Your small business has just taken a serious blow – a key customer cancelled a big order for the fall. How do you deliver the bad news in-house? It’s best to take an upfront, honest approach, wrote The Globe and Mail Sept. 9.
Share industry reports to support your case: “If the world is getting tougher, then provide documentation that shows how tough things are,” says Ronald Burke, professor emeritus, organizational studies, at York University’s Schulich School of Business in Toronto. “You can say, ‘Here's the industry picture, and here's our company picture. Here are the changes going on, and the threats we are facing. We need to do more, with less, if we are going to survive this together.’”
Communicate that you, as owner-manager, are in the same boat: “It's critical for the person at the top to say, ‘I'm going to make sacrifices, too,’” says Burke, who is co-editor of a textbook titled Human Resource Management in Small Business: Achieving Peak Performance.
Encourage employees to come up with cost-saving ideas: “Employees know how the business can save money and operate more efficiently,” says Burke. “I would certainly encourage them to find ways to cut costs without cutting people.” In this lacklustre economic environment, employees are keen to ensure the business's survival. “The job market is not that great,” says Burke. “People are interested in keeping their jobs, and making sacrifices is easier to pull off in a small business.”

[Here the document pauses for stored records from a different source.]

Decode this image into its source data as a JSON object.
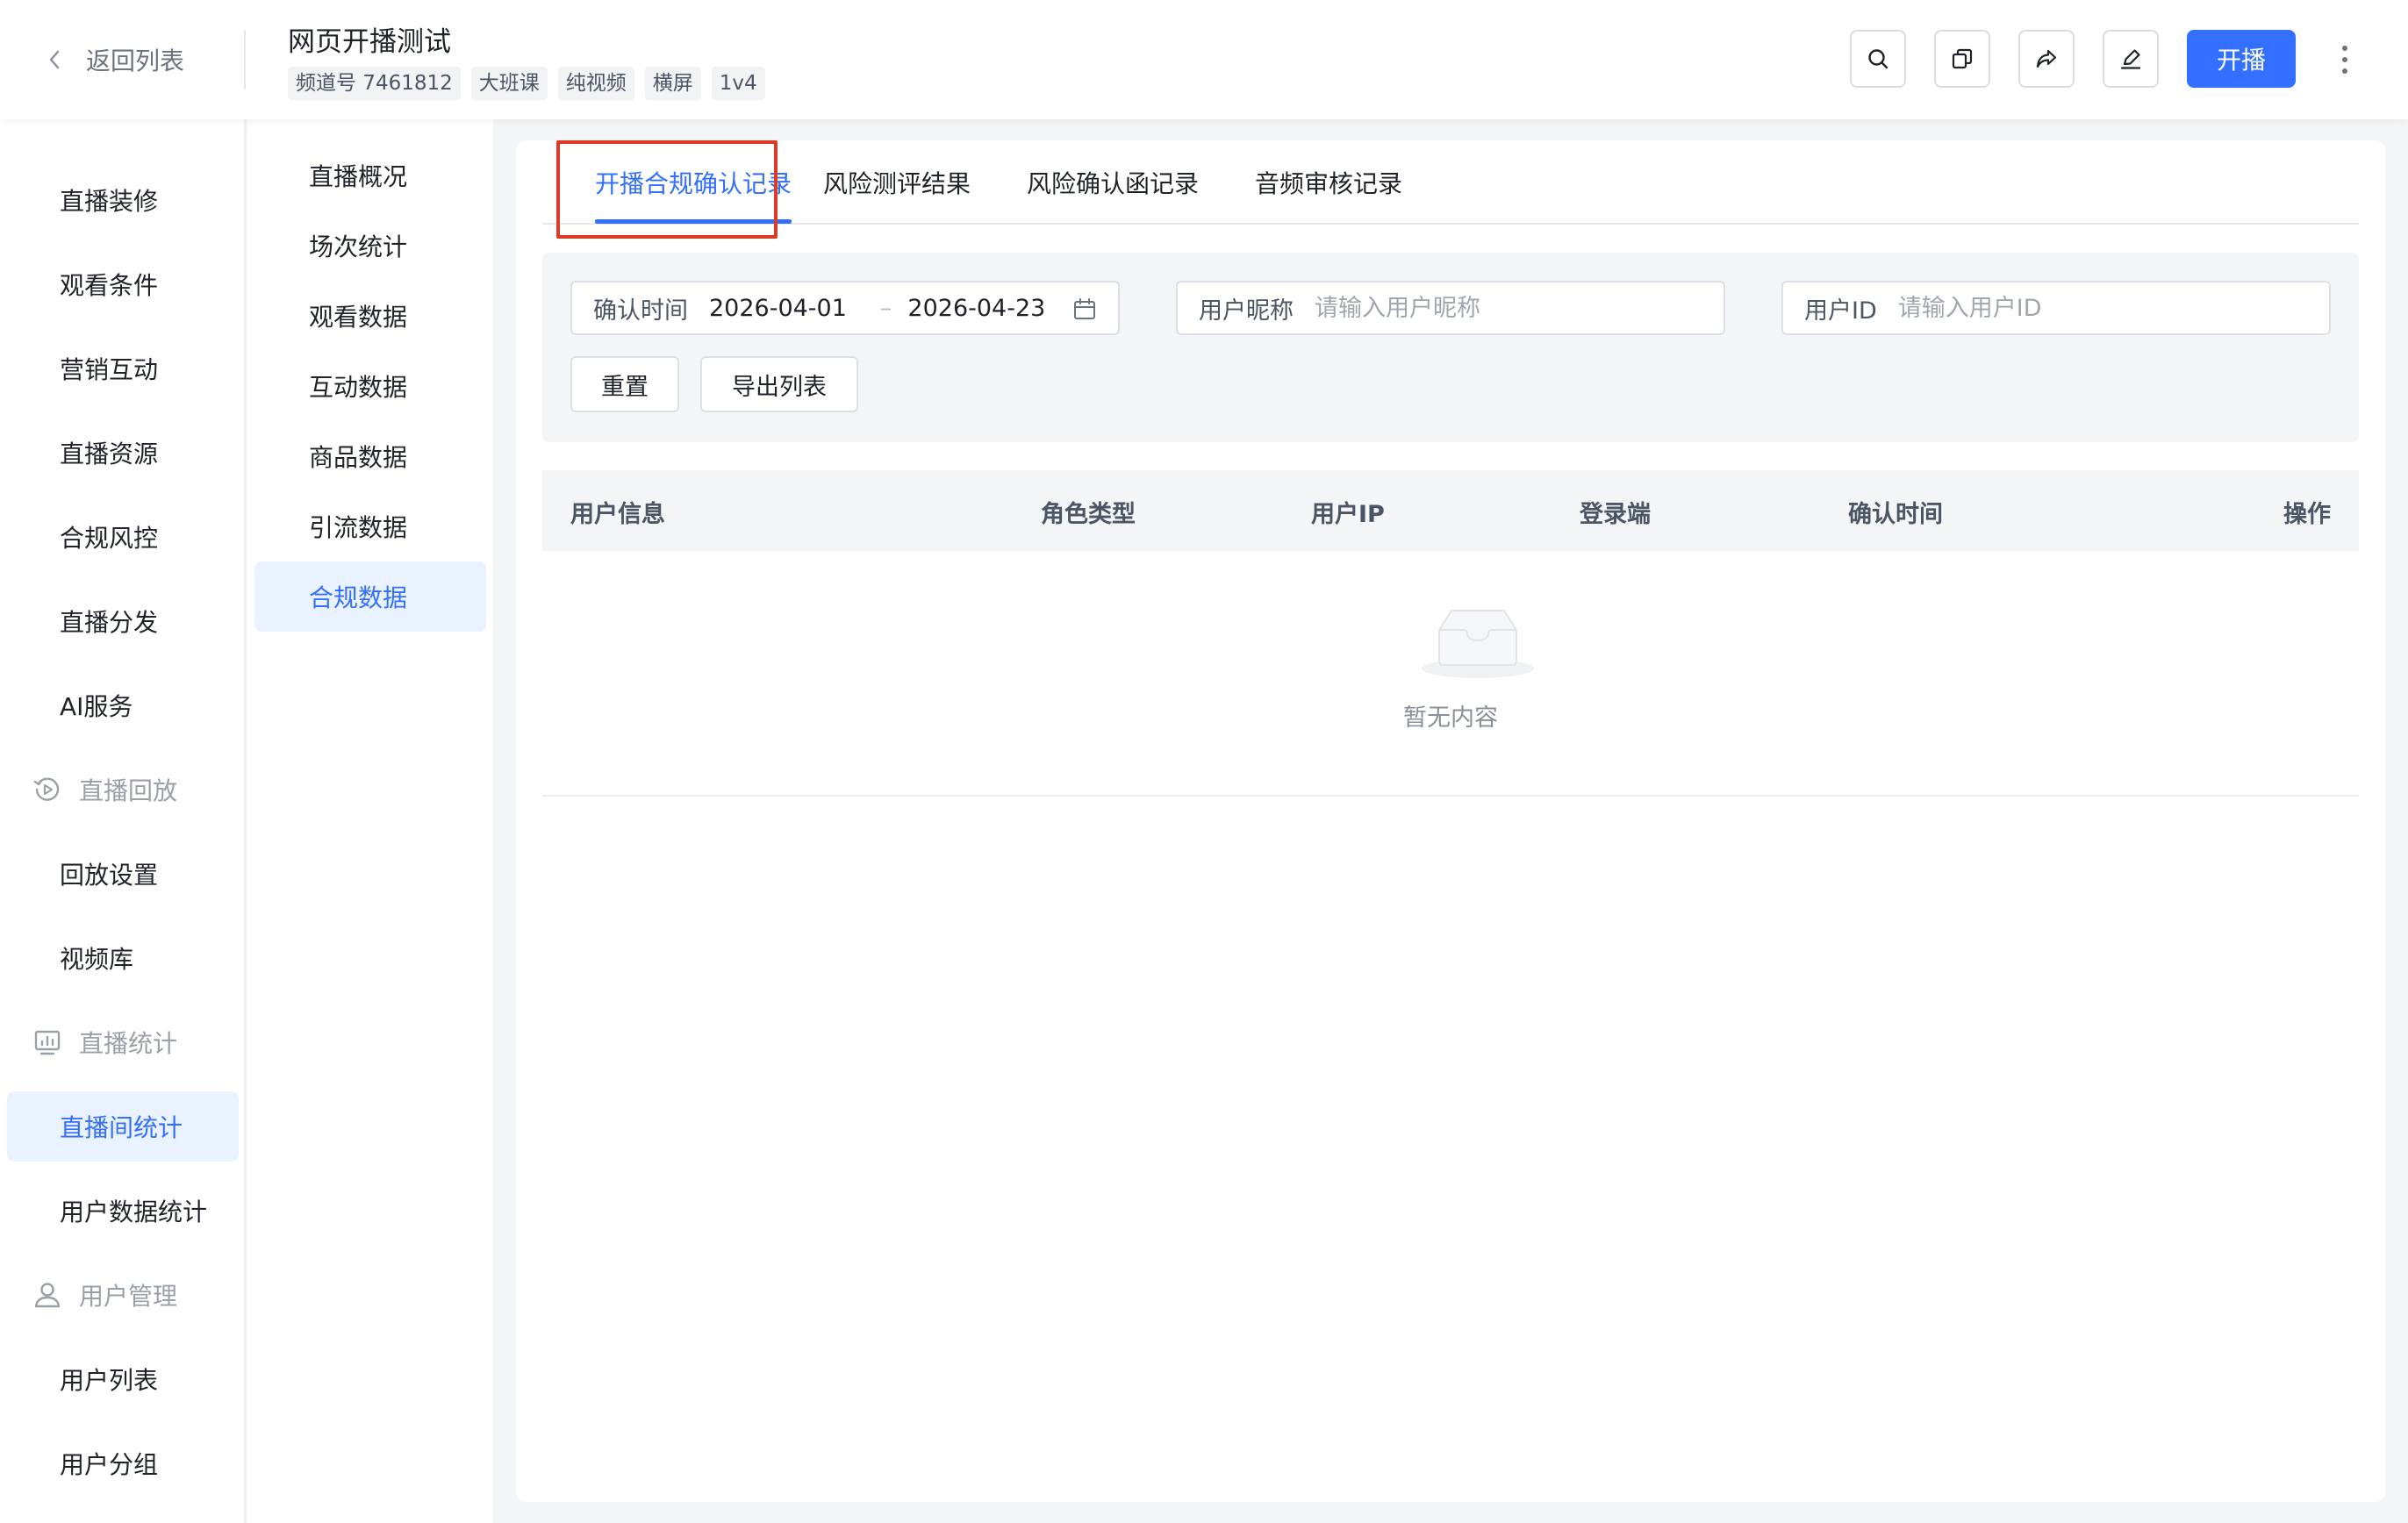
{
  "header": {
    "back_label": "返回列表",
    "title": "网页开播测试",
    "tags": [
      "频道号 7461812",
      "大班课",
      "纯视频",
      "横屏",
      "1v4"
    ],
    "live_button": "开播",
    "icons": [
      "search-icon",
      "copy-icon",
      "share-icon",
      "edit-icon",
      "more-icon"
    ]
  },
  "sidebar": {
    "items": [
      {
        "label": "直播装修",
        "type": "item"
      },
      {
        "label": "观看条件",
        "type": "item"
      },
      {
        "label": "营销互动",
        "type": "item"
      },
      {
        "label": "直播资源",
        "type": "item"
      },
      {
        "label": "合规风控",
        "type": "item"
      },
      {
        "label": "直播分发",
        "type": "item"
      },
      {
        "label": "AI服务",
        "type": "item"
      },
      {
        "label": "直播回放",
        "type": "group",
        "icon": "replay-icon"
      },
      {
        "label": "回放设置",
        "type": "item"
      },
      {
        "label": "视频库",
        "type": "item"
      },
      {
        "label": "直播统计",
        "type": "group",
        "icon": "statistics-icon"
      },
      {
        "label": "直播间统计",
        "type": "item",
        "active": true
      },
      {
        "label": "用户数据统计",
        "type": "item"
      },
      {
        "label": "用户管理",
        "type": "group",
        "icon": "user-icon"
      },
      {
        "label": "用户列表",
        "type": "item"
      },
      {
        "label": "用户分组",
        "type": "item"
      }
    ]
  },
  "subnav": {
    "items": [
      "直播概况",
      "场次统计",
      "观看数据",
      "互动数据",
      "商品数据",
      "引流数据",
      "合规数据"
    ],
    "active_index": 6
  },
  "tabs": {
    "items": [
      "开播合规确认记录",
      "风险测评结果",
      "风险确认函记录",
      "音频审核记录"
    ],
    "active_index": 0
  },
  "filters": {
    "date": {
      "label": "确认时间",
      "start": "2026-04-01",
      "separator": "–",
      "end": "2026-04-23"
    },
    "nickname": {
      "label": "用户昵称",
      "placeholder": "请输入用户昵称",
      "value": ""
    },
    "user_id": {
      "label": "用户ID",
      "placeholder": "请输入用户ID",
      "value": ""
    },
    "reset_button": "重置",
    "export_button": "导出列表"
  },
  "table": {
    "columns": [
      "用户信息",
      "角色类型",
      "用户IP",
      "登录端",
      "确认时间",
      "操作"
    ],
    "rows": [],
    "empty_text": "暂无内容"
  },
  "colors": {
    "accent": "#3370ff",
    "highlight_border": "#dc3b26",
    "active_bg": "#eaf1ff"
  }
}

Some cost-saving measures include short-term salary reductions, shorter work weeks and an end to merit pay. “There are a lot of ideas that a small business can tap into, without layoffs,” says Burke.
Republished courtesy of YFile– York University’s daily e-bulletin.